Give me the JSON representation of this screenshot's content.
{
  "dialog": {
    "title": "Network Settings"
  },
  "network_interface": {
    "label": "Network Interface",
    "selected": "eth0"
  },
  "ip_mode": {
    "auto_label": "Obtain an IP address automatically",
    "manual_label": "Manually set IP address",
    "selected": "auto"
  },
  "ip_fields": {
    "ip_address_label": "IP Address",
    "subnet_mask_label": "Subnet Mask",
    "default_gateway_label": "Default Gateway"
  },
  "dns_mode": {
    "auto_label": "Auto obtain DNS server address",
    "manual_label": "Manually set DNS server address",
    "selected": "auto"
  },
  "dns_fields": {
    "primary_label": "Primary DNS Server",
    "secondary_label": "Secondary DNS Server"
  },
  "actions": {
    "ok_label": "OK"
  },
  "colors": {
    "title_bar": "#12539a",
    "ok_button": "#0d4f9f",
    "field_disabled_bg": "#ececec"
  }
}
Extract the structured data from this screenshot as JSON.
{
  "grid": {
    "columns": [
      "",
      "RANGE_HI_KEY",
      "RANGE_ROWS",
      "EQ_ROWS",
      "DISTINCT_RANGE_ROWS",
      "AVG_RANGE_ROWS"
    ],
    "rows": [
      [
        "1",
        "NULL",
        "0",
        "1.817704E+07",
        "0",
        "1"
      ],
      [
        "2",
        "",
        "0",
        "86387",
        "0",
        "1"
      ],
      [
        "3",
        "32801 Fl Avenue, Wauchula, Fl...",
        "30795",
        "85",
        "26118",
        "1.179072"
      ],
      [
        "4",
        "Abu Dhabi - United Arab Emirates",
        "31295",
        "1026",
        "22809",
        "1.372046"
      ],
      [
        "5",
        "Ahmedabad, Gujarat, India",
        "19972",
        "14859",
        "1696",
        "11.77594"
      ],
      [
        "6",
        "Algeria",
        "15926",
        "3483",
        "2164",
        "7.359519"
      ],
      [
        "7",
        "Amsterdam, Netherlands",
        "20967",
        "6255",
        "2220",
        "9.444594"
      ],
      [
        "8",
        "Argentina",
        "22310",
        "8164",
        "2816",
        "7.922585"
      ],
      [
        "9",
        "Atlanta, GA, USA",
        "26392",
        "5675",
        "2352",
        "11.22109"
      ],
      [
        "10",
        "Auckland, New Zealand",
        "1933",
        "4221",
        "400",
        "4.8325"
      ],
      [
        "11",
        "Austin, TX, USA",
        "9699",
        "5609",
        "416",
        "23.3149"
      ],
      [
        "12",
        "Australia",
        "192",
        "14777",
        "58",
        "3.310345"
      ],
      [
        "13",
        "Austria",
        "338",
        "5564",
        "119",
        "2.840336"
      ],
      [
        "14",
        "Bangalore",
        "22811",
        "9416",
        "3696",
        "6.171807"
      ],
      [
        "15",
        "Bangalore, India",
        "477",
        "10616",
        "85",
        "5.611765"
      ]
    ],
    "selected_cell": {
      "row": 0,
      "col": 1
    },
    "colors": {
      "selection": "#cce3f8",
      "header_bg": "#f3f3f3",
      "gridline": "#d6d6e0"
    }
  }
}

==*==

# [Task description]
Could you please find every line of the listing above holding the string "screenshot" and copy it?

# [Answer section]
Give me the JSON representation of this screenshot's content.
Extract the structured data from this screenshot as JSON.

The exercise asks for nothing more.